Exercise details: Scan the records for the word "value". Copy each line that includes it.
▬▬▬
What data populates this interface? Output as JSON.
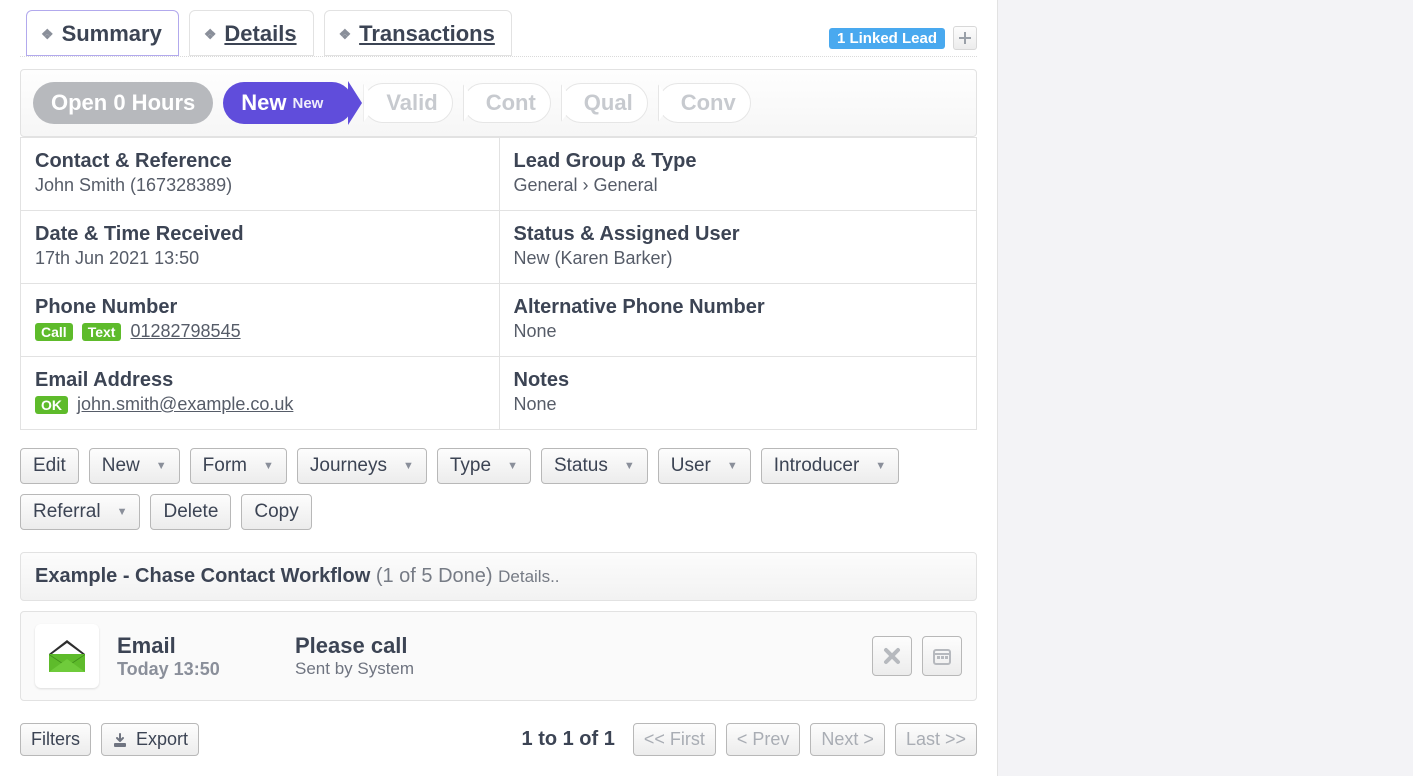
{
  "tabs": {
    "summary": "Summary",
    "details": "Details",
    "transactions": "Transactions"
  },
  "linked_badge": "1 Linked Lead",
  "stages": {
    "open": "Open 0 Hours",
    "new_main": "New",
    "new_sub": "New",
    "valid": "Valid",
    "cont": "Cont",
    "qual": "Qual",
    "conv": "Conv"
  },
  "summary": {
    "contact_ref": {
      "label": "Contact & Reference",
      "value": "John Smith (167328389)"
    },
    "lead_group": {
      "label": "Lead Group & Type",
      "value": "General › General"
    },
    "received": {
      "label": "Date & Time Received",
      "value": "17th Jun 2021 13:50"
    },
    "status_user": {
      "label": "Status & Assigned User",
      "value": "New (Karen Barker)"
    },
    "phone": {
      "label": "Phone Number",
      "call_chip": "Call",
      "text_chip": "Text",
      "value": "01282798545"
    },
    "alt_phone": {
      "label": "Alternative Phone Number",
      "value": "None"
    },
    "email": {
      "label": "Email Address",
      "ok_chip": "OK",
      "value": "john.smith@example.co.uk"
    },
    "notes": {
      "label": "Notes",
      "value": "None"
    }
  },
  "actions": {
    "edit": "Edit",
    "new": "New",
    "form": "Form",
    "journeys": "Journeys",
    "type": "Type",
    "status": "Status",
    "user": "User",
    "introducer": "Introducer",
    "referral": "Referral",
    "delete": "Delete",
    "copy": "Copy"
  },
  "workflow": {
    "title": "Example - Chase Contact Workflow",
    "count": "(1 of 5 Done)",
    "details": "Details..",
    "item": {
      "kind": "Email",
      "time": "Today 13:50",
      "subject": "Please call",
      "by": "Sent by System"
    }
  },
  "footer": {
    "filters": "Filters",
    "export": "Export",
    "range": "1 to 1 of 1",
    "first": "<< First",
    "prev": "< Prev",
    "next": "Next >",
    "last": "Last >>"
  }
}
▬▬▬
Solution below:
      "value": "John Smith (167328389)"
      "value": "General › General"
      "value": "17th Jun 2021 13:50"
      "value": "New (Karen Barker)"
      "value": "01282798545"
      "value": "None"
      "value": "john.smith@example.co.uk"
      "value": "None"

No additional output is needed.